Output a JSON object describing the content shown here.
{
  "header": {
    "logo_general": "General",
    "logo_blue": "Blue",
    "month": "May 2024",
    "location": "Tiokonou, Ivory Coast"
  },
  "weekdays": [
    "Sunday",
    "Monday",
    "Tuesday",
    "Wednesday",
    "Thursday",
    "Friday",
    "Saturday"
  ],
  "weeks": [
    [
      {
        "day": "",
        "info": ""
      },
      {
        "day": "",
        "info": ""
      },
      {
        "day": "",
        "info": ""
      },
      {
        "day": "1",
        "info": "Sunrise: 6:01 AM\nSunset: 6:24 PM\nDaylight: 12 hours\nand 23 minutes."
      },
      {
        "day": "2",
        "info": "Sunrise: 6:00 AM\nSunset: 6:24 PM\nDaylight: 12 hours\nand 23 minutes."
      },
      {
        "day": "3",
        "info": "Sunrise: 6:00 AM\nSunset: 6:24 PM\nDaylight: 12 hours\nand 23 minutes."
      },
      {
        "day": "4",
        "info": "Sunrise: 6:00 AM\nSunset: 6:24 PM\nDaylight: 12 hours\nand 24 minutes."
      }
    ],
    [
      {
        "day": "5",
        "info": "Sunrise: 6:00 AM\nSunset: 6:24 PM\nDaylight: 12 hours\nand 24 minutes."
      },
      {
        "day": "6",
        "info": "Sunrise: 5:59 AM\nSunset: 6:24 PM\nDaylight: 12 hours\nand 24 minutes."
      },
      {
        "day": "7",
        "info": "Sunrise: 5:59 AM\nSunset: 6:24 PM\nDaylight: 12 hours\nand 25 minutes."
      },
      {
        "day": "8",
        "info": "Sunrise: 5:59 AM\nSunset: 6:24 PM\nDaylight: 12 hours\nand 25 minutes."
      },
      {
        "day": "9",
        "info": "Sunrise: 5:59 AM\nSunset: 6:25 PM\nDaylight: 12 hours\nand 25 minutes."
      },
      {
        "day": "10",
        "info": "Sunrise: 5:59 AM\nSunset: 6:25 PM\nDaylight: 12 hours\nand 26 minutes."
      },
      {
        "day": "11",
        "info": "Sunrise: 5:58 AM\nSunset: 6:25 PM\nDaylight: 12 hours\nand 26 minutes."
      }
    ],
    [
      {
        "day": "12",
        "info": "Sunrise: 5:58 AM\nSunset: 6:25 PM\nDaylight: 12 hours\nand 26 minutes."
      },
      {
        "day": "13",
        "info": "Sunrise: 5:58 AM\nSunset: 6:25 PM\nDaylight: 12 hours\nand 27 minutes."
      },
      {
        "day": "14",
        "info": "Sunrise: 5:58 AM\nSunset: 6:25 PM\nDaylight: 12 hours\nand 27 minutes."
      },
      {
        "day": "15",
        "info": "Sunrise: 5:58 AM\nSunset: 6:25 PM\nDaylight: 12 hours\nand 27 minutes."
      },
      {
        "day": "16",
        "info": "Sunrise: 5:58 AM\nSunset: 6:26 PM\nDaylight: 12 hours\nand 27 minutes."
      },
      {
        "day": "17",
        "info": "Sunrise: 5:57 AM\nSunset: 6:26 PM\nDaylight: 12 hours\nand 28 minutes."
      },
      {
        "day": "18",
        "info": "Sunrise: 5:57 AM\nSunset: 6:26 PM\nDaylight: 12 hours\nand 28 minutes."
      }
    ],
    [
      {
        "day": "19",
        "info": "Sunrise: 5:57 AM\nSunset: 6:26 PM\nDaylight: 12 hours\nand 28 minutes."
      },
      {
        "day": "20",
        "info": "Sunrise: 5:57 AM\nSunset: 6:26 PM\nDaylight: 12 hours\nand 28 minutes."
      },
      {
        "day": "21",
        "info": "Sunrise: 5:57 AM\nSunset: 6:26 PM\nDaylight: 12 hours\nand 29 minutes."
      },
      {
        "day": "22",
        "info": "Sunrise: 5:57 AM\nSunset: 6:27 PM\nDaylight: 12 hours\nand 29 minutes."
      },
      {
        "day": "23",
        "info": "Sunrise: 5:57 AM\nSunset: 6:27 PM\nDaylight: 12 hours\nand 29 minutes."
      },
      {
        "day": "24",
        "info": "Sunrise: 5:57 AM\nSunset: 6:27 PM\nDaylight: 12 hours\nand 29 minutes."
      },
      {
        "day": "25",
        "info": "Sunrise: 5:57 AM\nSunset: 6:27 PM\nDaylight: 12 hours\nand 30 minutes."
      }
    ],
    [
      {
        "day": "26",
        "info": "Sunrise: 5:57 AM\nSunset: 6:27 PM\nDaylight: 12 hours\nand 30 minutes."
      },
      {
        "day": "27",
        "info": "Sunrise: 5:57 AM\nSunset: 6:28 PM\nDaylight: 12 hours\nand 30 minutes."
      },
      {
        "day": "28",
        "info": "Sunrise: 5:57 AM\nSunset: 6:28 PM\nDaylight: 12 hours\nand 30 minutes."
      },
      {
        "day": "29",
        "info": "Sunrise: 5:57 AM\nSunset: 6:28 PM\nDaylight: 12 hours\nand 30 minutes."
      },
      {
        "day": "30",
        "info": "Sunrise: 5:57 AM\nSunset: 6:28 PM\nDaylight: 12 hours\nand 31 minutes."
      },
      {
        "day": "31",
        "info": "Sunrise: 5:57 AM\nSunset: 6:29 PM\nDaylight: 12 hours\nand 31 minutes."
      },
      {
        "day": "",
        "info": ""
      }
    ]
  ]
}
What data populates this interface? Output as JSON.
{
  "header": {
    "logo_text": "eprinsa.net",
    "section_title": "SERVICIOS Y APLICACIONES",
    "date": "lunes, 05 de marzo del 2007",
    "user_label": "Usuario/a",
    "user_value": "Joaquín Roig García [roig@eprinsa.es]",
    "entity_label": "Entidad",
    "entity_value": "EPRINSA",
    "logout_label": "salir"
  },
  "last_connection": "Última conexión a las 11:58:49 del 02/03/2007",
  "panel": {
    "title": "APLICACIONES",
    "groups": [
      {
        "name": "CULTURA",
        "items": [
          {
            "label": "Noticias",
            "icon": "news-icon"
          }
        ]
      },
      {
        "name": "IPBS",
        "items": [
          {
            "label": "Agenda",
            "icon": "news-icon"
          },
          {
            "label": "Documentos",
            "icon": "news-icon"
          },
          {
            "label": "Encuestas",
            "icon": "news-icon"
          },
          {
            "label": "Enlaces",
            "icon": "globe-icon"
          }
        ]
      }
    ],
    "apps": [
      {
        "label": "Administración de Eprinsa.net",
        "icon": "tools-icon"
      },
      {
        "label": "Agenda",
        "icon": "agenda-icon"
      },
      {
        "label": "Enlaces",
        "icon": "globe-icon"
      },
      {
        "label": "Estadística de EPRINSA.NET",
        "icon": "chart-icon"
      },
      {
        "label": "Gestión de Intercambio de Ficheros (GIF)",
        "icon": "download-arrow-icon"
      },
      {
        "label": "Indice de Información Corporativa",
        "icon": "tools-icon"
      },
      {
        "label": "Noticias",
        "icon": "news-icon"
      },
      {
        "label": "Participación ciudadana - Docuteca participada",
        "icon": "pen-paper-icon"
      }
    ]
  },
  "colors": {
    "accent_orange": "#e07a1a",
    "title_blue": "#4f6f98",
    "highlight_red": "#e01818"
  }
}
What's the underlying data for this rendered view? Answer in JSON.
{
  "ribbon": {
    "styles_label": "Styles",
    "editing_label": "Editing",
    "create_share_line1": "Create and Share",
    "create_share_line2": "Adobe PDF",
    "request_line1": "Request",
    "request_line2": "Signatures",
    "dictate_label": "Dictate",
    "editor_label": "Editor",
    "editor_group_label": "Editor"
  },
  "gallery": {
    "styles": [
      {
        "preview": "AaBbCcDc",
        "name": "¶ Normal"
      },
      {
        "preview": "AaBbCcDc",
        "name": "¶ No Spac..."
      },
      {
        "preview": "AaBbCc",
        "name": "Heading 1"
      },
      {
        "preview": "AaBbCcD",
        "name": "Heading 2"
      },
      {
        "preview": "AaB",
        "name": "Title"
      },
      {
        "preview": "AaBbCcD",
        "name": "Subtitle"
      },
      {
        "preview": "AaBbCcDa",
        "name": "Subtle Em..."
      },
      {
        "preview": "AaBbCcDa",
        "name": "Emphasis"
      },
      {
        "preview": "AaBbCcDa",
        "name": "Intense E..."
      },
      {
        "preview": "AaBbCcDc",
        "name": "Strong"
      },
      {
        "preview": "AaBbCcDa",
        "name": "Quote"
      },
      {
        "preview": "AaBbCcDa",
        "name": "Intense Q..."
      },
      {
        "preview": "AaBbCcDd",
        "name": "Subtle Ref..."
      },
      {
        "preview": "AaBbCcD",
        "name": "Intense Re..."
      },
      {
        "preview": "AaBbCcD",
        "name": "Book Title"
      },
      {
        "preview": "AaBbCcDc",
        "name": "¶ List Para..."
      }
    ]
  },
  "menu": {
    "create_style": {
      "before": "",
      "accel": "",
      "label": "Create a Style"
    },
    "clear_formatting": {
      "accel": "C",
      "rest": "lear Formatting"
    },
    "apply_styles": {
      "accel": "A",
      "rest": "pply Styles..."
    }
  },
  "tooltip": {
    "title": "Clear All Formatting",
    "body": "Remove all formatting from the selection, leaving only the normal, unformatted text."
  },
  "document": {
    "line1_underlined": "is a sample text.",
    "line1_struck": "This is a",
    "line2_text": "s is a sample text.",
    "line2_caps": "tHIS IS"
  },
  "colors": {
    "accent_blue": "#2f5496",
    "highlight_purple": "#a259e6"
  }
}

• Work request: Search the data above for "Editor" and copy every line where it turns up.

• Task response:
    "editor_label": "Editor",
    "editor_group_label": "Editor"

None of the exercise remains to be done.